Wednesday, November 13, 2013

A few quick thoughts on Disney's Maleficent

Through facebook, I saw this trailer today.

Now, I'm not as locked-in anti-revisionist as this is going to sound. But I have a big problem with this film.
I've seen some remakes I've enjoyed, and quite a few I have not. In general, it strikes me as lazy filmmaking- rework an old idea just for the sake of marketing, rather than come up with something fresh. That's why I give kudos to Marvel for the upcoming Guardians of the Galaxy film. While Marvel is also milking successful franchises like Thor and The Avengers, they're also breaking some new ground, taking some chances.
Maleficent, however, has two problems.
First, it seems to aping the success of recent revisionist fairy tale TV series, which in turn are aping the success of Vertigo's FABLES, which in turn is building on similar notions going back to Gaiman's Sandman and much farther back than that. That's not inherently evil. I'm rather enjoying NBC's current Dracula series, and that's hardly fresh territory.
The other problem is Maleficent's relation to its source material. You can't say Disney and Sleeping Beauty without thinking about that incredible 1950s design work. The film was visually stunning in a new way, reflective of its times, and its look remains iconic.
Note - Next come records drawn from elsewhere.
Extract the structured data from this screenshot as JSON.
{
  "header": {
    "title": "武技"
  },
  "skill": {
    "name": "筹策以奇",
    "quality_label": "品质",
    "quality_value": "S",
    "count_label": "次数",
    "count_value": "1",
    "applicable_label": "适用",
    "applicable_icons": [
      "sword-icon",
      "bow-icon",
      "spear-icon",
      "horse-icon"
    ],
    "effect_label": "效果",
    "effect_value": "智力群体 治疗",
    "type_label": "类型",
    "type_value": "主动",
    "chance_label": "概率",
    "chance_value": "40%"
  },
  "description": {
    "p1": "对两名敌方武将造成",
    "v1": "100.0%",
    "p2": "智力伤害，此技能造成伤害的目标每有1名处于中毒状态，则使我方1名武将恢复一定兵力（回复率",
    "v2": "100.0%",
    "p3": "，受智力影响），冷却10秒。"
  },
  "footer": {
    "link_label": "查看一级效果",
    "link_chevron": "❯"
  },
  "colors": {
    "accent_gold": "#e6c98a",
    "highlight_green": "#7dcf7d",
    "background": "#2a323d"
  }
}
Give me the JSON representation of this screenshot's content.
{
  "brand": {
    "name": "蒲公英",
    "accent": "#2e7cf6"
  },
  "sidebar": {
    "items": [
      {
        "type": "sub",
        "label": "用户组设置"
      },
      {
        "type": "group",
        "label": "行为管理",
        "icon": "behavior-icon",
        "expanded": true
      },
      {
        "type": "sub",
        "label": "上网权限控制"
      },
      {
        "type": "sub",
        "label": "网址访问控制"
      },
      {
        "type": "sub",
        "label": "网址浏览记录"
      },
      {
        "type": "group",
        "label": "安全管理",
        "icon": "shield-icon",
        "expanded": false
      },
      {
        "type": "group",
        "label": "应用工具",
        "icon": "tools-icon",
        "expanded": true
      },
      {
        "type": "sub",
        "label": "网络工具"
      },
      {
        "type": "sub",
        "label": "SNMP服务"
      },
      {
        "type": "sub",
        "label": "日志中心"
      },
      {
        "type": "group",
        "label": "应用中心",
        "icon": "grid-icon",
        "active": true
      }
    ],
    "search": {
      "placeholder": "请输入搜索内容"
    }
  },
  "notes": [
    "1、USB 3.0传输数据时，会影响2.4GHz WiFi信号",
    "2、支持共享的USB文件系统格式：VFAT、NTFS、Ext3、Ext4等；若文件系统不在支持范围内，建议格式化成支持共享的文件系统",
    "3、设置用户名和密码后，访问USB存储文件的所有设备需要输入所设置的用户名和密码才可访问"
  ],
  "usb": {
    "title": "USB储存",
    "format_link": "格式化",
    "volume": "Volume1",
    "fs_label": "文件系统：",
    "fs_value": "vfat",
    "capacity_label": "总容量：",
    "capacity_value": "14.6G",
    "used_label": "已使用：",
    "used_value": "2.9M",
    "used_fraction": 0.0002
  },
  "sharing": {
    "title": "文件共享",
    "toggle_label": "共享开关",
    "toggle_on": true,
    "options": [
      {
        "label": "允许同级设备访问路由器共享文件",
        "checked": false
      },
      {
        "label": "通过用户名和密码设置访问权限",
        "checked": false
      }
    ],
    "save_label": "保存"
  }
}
Yet Maleficent appears to be another live-action effects-heavy take on an old Disney story, like Sorcerer's Apprentice a few years ago. And I suspect that, in the long run, it will be every bit as forgettable. I only hope that people who are first exposed to the characters through this film won't judge the original work relative to it. Lest you think this unlikely, I have students who have used Zak Snyder's film version of Watchmen as the standard by which to judge Alan Moore's original work.
The point: once a watered-down version is out there, it's hard to take it back.
You'd think Disney would have learned that from The Lone Ranger. I still ache for a good and respectful film version of that character! I only hope I'm wrong about this, and that the characters in the 1950s Sleeping Beauty remain memorable.

Sunday, November 10, 2013

Original Art Sundays no. 168: Great Transsexuals: Kate Bornstein

Okay, taking a respite from the end of the Surrealist Cowgirls story to work on some Tranny Towers stuff, with an eye towards putting up a Kickstarter by December 1. For some strange reason, Blogspot is being very fussy about text input, so if this does not format correctly, please forgive.
I first met Kate in 1992 (I think) at Program in Human Sexuality. A bunch of us went out to dinner after a performance of one of her plays, where I told her my idea that we do not become fully who we are meant to be for seven years after surgery, since that's how long it takes the body to recycle all its cells (except for the brain). She liked the idea and included it in her next book.
We met again at Intermedia Arts in 1995. I had 10 Tranny Towers pages in a show called The Genders That Be. There were several other trans artists in the show, and I had included this piece, not realizing she would be in attendance. To my relief, she loved it and bought the original- my first professional art sale! I considered updating it, but finally decided that it was of its time. There are three other pieces in this series: one on Jayne County, one on Bernadette from Priscilla, Queen of the Desert, and an uncompleted work on Dis from The Crying Game. I may pick the series up again in relation to the Kickstarter (which will include other new work), but until then, I want to get the extant work out.
To that end, here's the previously unpublished page. Note: there's some fussy text below this that just won't go away.
Next week: either the Cowgirls or another new trans themed piece.

Backstory: I first met Kate at the U's Program in Human Sexuality in 1994, when she gave a talk in conjunction with a performance of one of her plays. Afterwards, a bunch of us went to the sadly d

Sunday, November 3, 2013

Original Art Sundays No. 167: Surrealist Cowgirls, p. 23

Only two or three pages left to this story. Diligently working on the denouement. Again, thanks to all my readers for your patience!
Here's the next page. Still in the fight scene. Maggie has Kay's wand, and has urgently ordered Tolcanan and Chiss to do... something....
So it appears to be up to Chiss now!
Swipe file notes: the pose in Panel One is from an online photo of a leaping woman playing soccer. The pose in Panel Two is from the first issue of Alan Moore's Miracleman.
My biggest concern on this page was getting the path of the mystic energy to read right. It's supposed to bounce from Tolcanan to Chiss, then up to the wand, over to Kay and back.
This page is also the first page in this story not to include an appearance of Whalliam, the Thinking While He Floats Whalemule.
Next: the fight ends, almost.